"I worry about both sides," Coffman said. "On the left, saying it’s an all-or-nothing proposition. On the right, not being committed to a solution."


While Democrats unanimously support measures like the Dream Act — every member of the caucus has signed on to the discharge petition — many are demanding a "clean" Dream Act, that doesn't include border security concessions for Republicans.

Some Democrats and one Republican, Rep. Carlos CurbeloCarlos Luis CurbeloCheney fight stokes cries of GOP double standard for women House Democrats call on Republicans to return Marjorie Taylor Greene donation Republicans race for distance from 'America First Caucus' MORE (R-Fla.), have vowed to withhold their vote for any must-pass end-of-year spending bill unless Congress legislates on Dreamer protections.

"I’m not for shutting down the government," Coffman said. "My backup, if all else fails, is I’d file a discharge petition on the Bridge Act."

The Bridge Act is a proposal Coffman introduced in January that would extend the benefits of DACA for three years to allow time for Congress to find a permanent solution.

The key difference between temporary measures like DACA and Bridge, and permanent measures, like Dream or Curbelo's RAC Act, is only the latter provide beneficiaries a path to citizenship.

Democrats have made that path to citizenship central to their DACA proposal, arguing that without it, people allowed to live and work in the United States permanently would essentially become second-class citizens.

Coffman, despite being the Bridge Act's primary sponsor, has a more practical qualm with temporary measures.

"If we don’t have a permanent solution for these young people that means we’ll be debating this in three years," he said.

If Congress doesn't legislate a replacement for DACA, its 690,000 beneficiaries will officially begin to lose benefits on March 5, the end date for the program set by Trump's rescission order in September.

But some beneficiaries are already losing their benefits due to expiration, something that's driven a sense of urgency among supporters in Congress.

"At a minimum we need to pass something like the Bridge Act," said Coffman.

Speaker Paul RyanPaul Davis RyanBiden's relationship with top House Republican is frosty The Hill's Morning Report - Presented by Emergent BioSolutions - Facebook upholds Trump ban; GOP leaders back Stefanik to replace Cheney Budowsky: Liz Cheney vs. conservatives in name only MORE (R-Wis.) has insisted that March 5 is the real deadline for action, and that Congress now has its hands full with tax reform and government spending.

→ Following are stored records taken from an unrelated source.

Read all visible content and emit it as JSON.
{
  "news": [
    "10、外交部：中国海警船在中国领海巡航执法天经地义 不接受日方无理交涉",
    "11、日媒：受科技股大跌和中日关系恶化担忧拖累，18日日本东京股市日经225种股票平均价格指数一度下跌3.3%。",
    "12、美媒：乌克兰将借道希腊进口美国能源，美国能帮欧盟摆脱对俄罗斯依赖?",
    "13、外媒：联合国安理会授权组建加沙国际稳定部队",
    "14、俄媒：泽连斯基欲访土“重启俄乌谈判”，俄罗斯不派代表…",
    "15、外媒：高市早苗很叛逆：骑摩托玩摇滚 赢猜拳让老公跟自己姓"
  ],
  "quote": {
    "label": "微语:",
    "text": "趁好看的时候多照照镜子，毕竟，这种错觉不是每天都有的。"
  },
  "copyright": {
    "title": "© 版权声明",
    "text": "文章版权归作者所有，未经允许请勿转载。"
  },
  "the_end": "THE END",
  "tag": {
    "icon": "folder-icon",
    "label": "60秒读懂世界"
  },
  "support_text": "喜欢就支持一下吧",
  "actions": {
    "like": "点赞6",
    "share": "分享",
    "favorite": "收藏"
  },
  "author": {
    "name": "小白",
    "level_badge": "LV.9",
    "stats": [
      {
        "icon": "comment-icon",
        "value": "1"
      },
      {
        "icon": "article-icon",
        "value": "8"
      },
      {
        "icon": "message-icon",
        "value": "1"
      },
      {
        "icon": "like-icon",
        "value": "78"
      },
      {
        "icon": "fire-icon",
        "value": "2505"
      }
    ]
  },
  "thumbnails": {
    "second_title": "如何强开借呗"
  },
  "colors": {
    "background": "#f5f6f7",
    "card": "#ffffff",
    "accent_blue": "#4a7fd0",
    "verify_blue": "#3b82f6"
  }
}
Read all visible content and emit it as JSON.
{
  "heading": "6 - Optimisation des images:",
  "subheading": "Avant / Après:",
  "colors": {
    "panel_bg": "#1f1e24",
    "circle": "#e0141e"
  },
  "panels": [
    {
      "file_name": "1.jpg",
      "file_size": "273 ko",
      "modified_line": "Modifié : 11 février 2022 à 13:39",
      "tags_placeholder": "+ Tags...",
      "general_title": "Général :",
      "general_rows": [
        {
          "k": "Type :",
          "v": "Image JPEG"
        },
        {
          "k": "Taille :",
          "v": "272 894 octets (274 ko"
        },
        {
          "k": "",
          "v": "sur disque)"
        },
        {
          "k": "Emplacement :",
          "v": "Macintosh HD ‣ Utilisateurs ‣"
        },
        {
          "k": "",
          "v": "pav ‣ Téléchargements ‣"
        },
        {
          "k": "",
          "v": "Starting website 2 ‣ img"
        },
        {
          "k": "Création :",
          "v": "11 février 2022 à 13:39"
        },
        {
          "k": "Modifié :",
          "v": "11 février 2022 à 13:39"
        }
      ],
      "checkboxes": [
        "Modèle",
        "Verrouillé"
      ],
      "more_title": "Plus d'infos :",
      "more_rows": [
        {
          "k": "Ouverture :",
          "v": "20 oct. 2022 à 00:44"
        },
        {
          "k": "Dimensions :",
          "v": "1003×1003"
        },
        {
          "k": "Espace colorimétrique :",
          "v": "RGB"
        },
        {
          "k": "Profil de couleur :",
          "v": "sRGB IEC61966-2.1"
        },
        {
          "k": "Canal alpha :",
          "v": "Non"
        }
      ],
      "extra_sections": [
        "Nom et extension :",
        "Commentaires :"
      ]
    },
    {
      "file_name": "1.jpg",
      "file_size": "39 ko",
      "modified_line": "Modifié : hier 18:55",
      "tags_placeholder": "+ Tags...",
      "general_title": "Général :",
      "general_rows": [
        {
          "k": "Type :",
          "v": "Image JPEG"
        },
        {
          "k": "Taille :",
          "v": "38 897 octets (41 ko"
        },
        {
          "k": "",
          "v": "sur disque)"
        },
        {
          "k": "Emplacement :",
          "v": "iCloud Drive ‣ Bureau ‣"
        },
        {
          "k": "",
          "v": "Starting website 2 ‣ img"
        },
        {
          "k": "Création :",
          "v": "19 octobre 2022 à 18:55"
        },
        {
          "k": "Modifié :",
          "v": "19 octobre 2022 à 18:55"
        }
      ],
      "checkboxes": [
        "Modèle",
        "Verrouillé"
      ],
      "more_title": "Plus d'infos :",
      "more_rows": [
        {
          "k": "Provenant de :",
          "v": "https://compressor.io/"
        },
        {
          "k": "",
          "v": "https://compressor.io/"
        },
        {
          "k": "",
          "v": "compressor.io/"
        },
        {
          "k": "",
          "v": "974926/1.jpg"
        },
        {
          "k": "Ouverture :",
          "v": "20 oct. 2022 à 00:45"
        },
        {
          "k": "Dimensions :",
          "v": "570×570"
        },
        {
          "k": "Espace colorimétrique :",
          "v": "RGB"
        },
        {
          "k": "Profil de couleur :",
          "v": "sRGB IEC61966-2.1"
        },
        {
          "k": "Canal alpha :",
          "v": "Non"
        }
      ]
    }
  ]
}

Ryan put together a working group on the issue in September, but that group has yet to present a formal proposal that could garner 218 votes in the House.

Some Republicans are starting to grow impatient. A group of 34 GOP members, including Coffman, penned a letter to Ryan Tuesday asking for a vote on a Dreamer bill before year's end.

Other groups, including the moderate Main Street Partnership and the bipartisan Problem Solvers Caucus, have put together their own task forces to come up with a viable compromise between Dreamer protections and border security measures. 

"I do think that we are close in the Problem Solvers Caucus," Coffman said.

But Coffman said any solution would ultimately have to go through Trump and leadership, adding that only they know how they'll handle the matter.

"Since I’m someone who’s willing to stand up to leadership and the president on these issues, I’m not in their confidence on this stuff," he said.